Yet, Wes Craven’s film deserves to be among the horror classics for two main reason: firstly, it made impossible to overlook tiresome clichés in horror flicks ever since Scream came out. In other words, this film deconstructed formulas that made our beloved genre boring and conventional, to the point of being considered almost dead following an influx of direct-to-video titles and numerous sequels to established horror franchises of the 1970s and 1980s.

Which is my second point: thanks to Craven’s masterpiece the horror genre has reborn from its ashes and found new ways to tell scary stories. Surely, the late 90s and early 00s have been quite stingy in terms of good horror films (at least around Hollywood), but the blast of the 2010s is, more or less, indirectly tied to Scream.

All in all, I love the movie and I can only appreciate how much Craven has done for the horror genre. Although Scream is probably less immune to the aging process than other genre classics, it has a special place in my heart and every horror fan should recognise praise that.

Pet Sematary (1989) – movie review

I owe this one to Candace Krissie (hope I spelled your name right, my friend), who solved a puzzle in one of my previous posts and got herself a review as a reward!

Her pick was Pet Sematary, another Stephen King’s adaptation, this time around adapted by the author himself to a movie. This is one of the few cases in which King worked on a movie first hand, besides the infamous Maximum Overdrive (1986).

Luckily, though, Pet Sematary is ten times better than the first King’s attempt behind the camera. Actually, I forgot how great this movie was until I picked up and watched it again.

Pet Sematary 1The story is rather simple: a super happy and cute family, with two kids and a gorgeous cat, move to a house between a motorway where huge, fat trucks pass and a pet cemetery (misspelled by some kid in sematary). Obviously, many pets have been killed and buried in that ground, which is what happens to Winston Churchill (that’s the name of the cat… nice!).

Consequently, a sweet, old neighbour tells the dad that he should take the cat corpse to a burial ground behind the titular ‘pet sematary’ is located, because, over there, weird stuff happens: among which, of course, dead beings coming back to life. The dad decides to give it a try and, eventually, Church resuscitates… he’s just mean as hell, now!

What if, say, one of the kids dies? That would put daddy in a sticky situation. And I don’t want to spoil an almost 30-year-old film, but something must happen, right?

Pet Sematary 2.jpgI love this movie! Firstly, the whole look and feel, with the evident late 80s-early 90s vibe, is just amazing: it drags you into the movie immediately. Secondly, Pet Sematary makes great use of set-design and location, which make you feel captivated by the environment and the old legend and myths.

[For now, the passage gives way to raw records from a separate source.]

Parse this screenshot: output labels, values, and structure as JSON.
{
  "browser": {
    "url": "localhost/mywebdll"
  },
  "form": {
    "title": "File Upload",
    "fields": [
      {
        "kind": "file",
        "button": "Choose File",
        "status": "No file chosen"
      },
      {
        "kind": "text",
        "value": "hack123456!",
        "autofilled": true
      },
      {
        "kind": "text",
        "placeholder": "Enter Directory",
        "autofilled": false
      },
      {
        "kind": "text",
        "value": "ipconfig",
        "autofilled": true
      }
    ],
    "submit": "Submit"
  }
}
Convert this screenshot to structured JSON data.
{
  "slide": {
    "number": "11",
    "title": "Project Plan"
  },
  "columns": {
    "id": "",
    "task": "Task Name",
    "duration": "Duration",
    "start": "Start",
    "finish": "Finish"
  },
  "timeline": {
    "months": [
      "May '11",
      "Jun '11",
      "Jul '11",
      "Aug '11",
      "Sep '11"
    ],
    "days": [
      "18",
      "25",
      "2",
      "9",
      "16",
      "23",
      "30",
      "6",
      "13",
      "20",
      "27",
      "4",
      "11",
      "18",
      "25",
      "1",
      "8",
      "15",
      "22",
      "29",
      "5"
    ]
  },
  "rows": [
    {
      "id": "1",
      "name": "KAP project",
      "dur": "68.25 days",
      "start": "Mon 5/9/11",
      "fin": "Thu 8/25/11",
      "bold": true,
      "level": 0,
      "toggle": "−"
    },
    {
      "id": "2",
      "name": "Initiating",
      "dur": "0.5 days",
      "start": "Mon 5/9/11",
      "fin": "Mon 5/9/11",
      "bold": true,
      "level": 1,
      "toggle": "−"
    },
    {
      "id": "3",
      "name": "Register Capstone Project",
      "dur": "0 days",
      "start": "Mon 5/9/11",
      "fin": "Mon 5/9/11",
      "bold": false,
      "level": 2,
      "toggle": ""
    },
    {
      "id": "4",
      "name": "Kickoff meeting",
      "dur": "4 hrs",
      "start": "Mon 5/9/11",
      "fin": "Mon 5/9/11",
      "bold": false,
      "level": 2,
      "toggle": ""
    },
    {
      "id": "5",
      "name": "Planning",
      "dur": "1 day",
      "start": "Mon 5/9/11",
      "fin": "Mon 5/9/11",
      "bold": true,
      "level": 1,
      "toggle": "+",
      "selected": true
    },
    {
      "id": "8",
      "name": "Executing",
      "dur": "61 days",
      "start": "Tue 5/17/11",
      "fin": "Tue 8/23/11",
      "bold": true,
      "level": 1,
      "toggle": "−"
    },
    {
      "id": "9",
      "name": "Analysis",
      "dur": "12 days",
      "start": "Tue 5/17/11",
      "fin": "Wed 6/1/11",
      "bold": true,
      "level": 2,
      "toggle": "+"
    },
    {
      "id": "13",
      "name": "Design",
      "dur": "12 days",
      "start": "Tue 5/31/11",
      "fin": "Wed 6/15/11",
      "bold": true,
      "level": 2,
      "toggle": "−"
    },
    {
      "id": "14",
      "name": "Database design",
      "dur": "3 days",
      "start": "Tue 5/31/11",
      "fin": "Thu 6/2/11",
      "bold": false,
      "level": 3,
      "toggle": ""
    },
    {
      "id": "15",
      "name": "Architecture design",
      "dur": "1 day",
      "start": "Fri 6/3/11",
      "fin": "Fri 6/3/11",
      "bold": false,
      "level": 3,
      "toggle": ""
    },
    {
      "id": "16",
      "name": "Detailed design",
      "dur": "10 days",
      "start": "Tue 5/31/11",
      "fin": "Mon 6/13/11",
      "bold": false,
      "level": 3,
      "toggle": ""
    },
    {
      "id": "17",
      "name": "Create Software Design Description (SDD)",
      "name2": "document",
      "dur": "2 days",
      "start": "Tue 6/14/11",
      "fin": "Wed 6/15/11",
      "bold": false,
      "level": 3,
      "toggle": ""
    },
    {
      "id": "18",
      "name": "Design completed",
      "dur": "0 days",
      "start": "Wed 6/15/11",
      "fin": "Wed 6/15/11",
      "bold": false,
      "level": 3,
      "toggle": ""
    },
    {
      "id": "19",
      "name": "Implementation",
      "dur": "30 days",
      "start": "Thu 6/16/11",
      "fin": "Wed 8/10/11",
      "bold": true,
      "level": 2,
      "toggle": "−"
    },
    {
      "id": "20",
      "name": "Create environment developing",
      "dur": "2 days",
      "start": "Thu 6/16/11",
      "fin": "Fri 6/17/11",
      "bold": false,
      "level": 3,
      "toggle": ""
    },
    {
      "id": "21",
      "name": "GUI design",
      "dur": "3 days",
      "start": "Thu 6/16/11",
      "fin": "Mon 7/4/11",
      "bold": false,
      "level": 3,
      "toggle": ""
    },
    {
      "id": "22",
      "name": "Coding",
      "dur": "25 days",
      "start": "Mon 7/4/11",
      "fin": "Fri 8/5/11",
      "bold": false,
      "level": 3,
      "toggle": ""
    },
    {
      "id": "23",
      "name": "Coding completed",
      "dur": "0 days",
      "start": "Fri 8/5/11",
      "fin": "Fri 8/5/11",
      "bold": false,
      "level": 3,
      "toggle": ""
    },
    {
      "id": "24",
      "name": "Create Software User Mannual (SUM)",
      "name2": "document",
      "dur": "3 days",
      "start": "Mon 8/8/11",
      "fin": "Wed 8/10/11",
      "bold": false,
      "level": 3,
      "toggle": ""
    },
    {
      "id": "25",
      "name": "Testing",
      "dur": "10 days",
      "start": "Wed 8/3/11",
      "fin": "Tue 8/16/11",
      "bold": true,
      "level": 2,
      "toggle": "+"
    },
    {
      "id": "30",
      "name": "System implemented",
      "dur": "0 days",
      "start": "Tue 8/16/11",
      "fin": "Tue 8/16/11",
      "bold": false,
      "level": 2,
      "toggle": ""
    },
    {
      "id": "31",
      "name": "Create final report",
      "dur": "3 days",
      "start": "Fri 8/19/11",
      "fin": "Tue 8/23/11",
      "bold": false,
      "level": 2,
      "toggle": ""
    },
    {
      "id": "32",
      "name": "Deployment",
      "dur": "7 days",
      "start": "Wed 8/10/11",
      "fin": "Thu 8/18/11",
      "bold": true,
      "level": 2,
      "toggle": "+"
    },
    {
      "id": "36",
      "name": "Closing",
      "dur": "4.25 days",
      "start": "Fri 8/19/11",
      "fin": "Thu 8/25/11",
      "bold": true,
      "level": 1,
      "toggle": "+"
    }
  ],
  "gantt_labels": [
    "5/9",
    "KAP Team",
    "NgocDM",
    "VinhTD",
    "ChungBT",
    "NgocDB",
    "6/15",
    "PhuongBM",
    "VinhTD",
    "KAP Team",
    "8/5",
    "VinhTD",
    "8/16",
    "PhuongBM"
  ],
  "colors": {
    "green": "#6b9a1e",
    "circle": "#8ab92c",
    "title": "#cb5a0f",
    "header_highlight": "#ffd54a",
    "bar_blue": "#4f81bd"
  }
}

Yet, the characters and their performances are great, probably my favourite part of the movie. The kids, especially the young boy, are incredibly adorable and the parents so loving and caring. Even the neighbour looks and sounds like a lovely grandpa. All this character introduction and development is fundamental and I think Pet Sematary does a great job at making you feel for them and, possibly, be deeply sad when something dramatic affects this family.

Pet Sematary 3Despite the established atmosphere, the movie gets very dark and graphic towards the end. It’s not A Serbian Film type-of-deal, obviously, but it makes for an effective contrast with the happy family build-up. Also, said grand finale that I won’t give away, is very intense and well executed.

Even though I’m a sucker for this King’s adaptation, I can’t deny the presence of a few flaws. To begin with, at points the film looks a bit campy and the quite mediocre special effects don’t help. Furthermore, there is some clear exposition thrown in the mix that seems unnecessary.

If you can overlook these minute issues, though, you have to check Pet Sematary if you haven’t yet. Finally, I admire the whole symbolic discussion on ‘how to deal with the consequences of death’, which is something not to be overlooked. Strongly recommend it!